It looks like its not just greens who are upset at the government's about-face on climate change. Kevin Patterson, a senior energy modeller for the Ministry of Economic Development, has publicly criticised "chaotic policy" in the area:
Dr Patterson was distraught at the dropping of the carbon tax, which he said would have solved about 75 per cent of our global warming problems.
The decision meant New Zealand had no realistic hope of meeting its protocol targets, as other policies, like projects to reduce emissions and encourage more efficient use of energy, were "not very effective".
"They're dreaming if they think it's going to make a difference."
Unfortunately, our climate change policy never seems to have been about making a difference - instead, it's always been about collecting windfall profits from the sale of carbon credits. And now that those credits have disappeared, we're left rather exposed. It's immensely frustrating when you consider that effective measures - one way or another of internalising the cost of carbon and making emitters pay for what they are doing - have been developed and then repeatedly delayed over the past decade. We were supposed to have a carbon tax in 1997 as a way of meeting our UNFCCC obligations. It was paradoxically put on hold at the last minute because we'd adopted a binding emissions reduction target under the Kyoto Protocol. We had another chance in 1999 when the National government wanted to introduce one as an interim measure to precede a full emissions-trading regime. It was dumped on the floor by the incoming Labour-Alliance government. Labour's carbon tax, hashed out over 2001-2002, was to be introduced in 2007, only to be dumped before even having a chance to work. The first two times, policymakers could appeal to the mirage of anticipated carbon credits. Labour has no such excuse.
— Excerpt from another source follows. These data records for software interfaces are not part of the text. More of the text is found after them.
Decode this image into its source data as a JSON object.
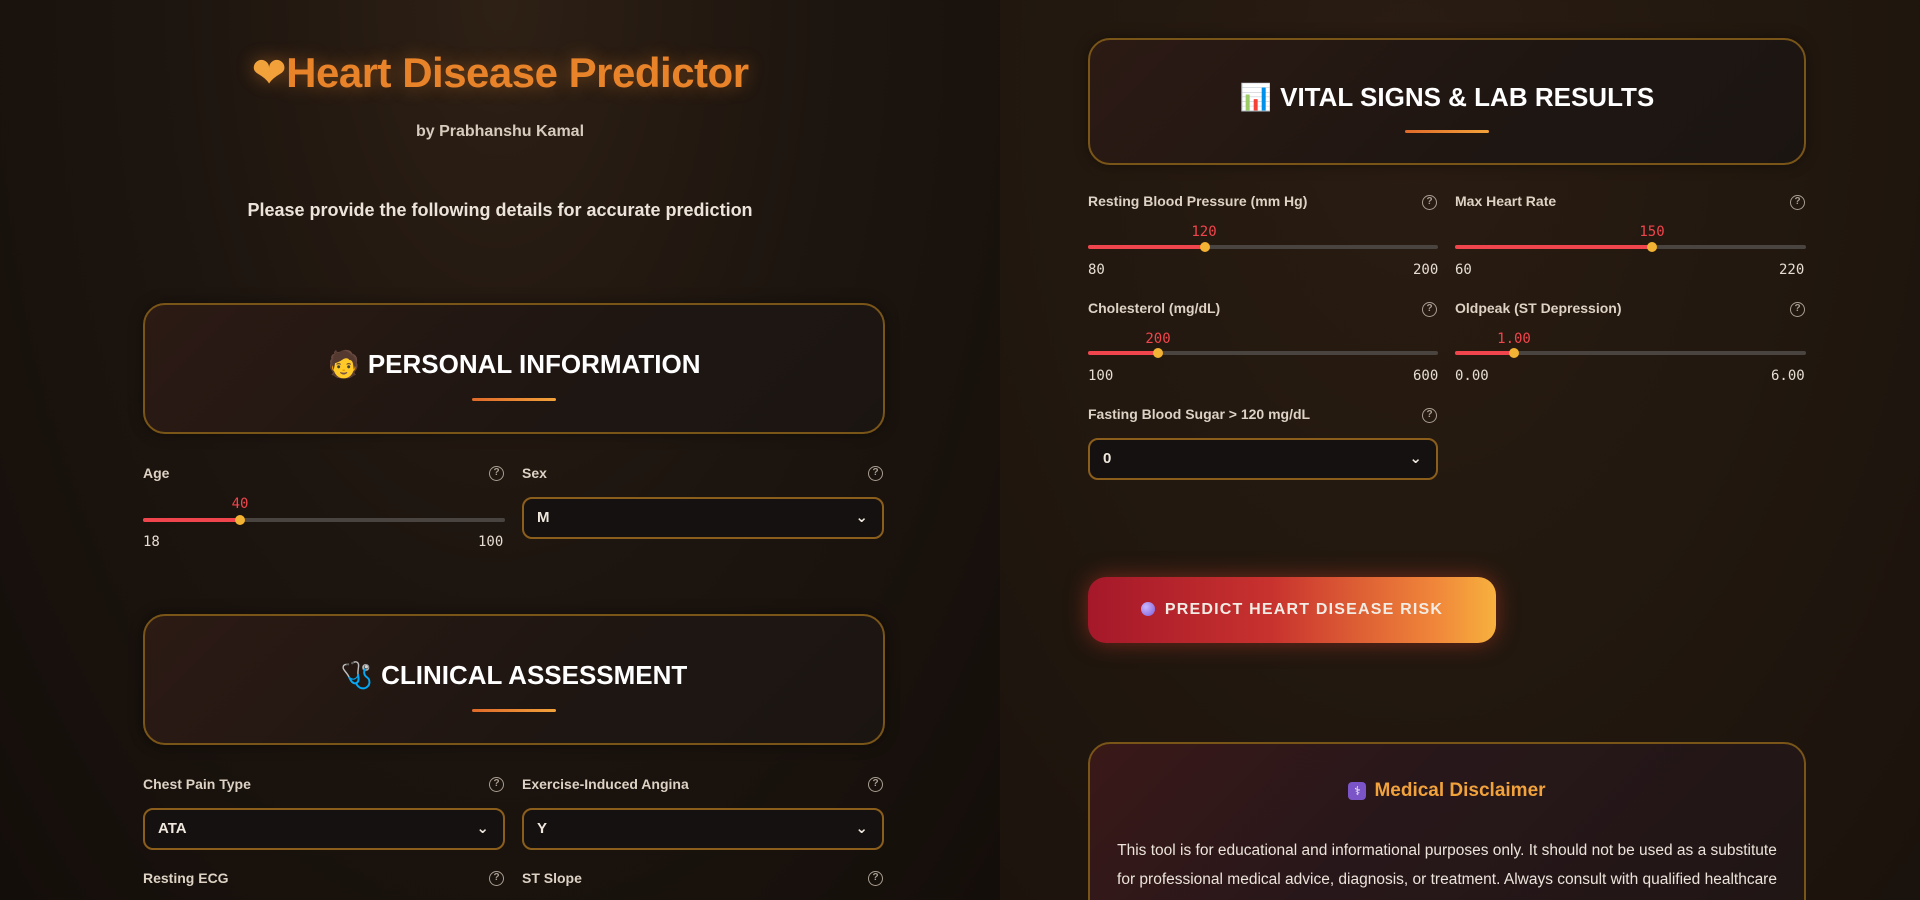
{
  "header": {
    "title_icon": "heart-icon",
    "title": "Heart Disease Predictor",
    "byline": "by Prabhanshu Kamal",
    "intro": "Please provide the following details for accurate prediction"
  },
  "sections": {
    "personal": {
      "icon": "person-icon",
      "title": "PERSONAL INFORMATION"
    },
    "clinical": {
      "icon": "stethoscope-icon",
      "title": "CLINICAL ASSESSMENT"
    },
    "vitals": {
      "icon": "bar-chart-icon",
      "title": "VITAL SIGNS & LAB RESULTS"
    }
  },
  "fields": {
    "age": {
      "label": "Age",
      "value": "40",
      "min": "18",
      "max": "100",
      "fraction": 0.268
    },
    "sex": {
      "label": "Sex",
      "value": "M"
    },
    "chest_pain": {
      "label": "Chest Pain Type",
      "value": "ATA"
    },
    "exercise_angina": {
      "label": "Exercise-Induced Angina",
      "value": "Y"
    },
    "resting_ecg": {
      "label": "Resting ECG"
    },
    "st_slope": {
      "label": "ST Slope"
    },
    "resting_bp": {
      "label": "Resting Blood Pressure (mm Hg)",
      "value": "120",
      "min": "80",
      "max": "200",
      "fraction": 0.333
    },
    "max_hr": {
      "label": "Max Heart Rate",
      "value": "150",
      "min": "60",
      "max": "220",
      "fraction": 0.5625
    },
    "cholesterol": {
      "label": "Cholesterol (mg/dL)",
      "value": "200",
      "min": "100",
      "max": "600",
      "fraction": 0.2
    },
    "oldpeak": {
      "label": "Oldpeak (ST Depression)",
      "value": "1.00",
      "min": "0.00",
      "max": "6.00",
      "fraction": 0.1667
    },
    "fasting_bs": {
      "label": "Fasting Blood Sugar > 120 mg/dL",
      "value": "0"
    }
  },
  "actions": {
    "predict_label": "PREDICT HEART DISEASE RISK",
    "predict_icon": "crystal-ball-icon"
  },
  "disclaimer": {
    "icon": "medical-icon",
    "title": "Medical Disclaimer",
    "text": "This tool is for educational and informational purposes only. It should not be used as a substitute for professional medical advice, diagnosis, or treatment. Always consult with qualified healthcare professionals for accurate medical assessment and personalized treatment recommendations."
  },
  "colors": {
    "accent_orange": "#e8832a",
    "slider_red": "#f0454c",
    "thumb_yellow": "#f2b233",
    "border_gold": "#8b5e1c"
  }
}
Under the Kyoto Protocol, we are required to either reduce our net greenhouse gas emissions to 1990 levels, or take responsibility for the excess by acquiring credits off other parties. While the government is promising new climate change policies after the review (which finishes up sometime this month), if they're ruling out a broad-based carbon tax, then its hard to see what they can do which will make a real difference. Instead, we now seem to be firmly committed to the latter path of buying credits. Given the opportunities we have squandered, I can understand Patterson's frustration.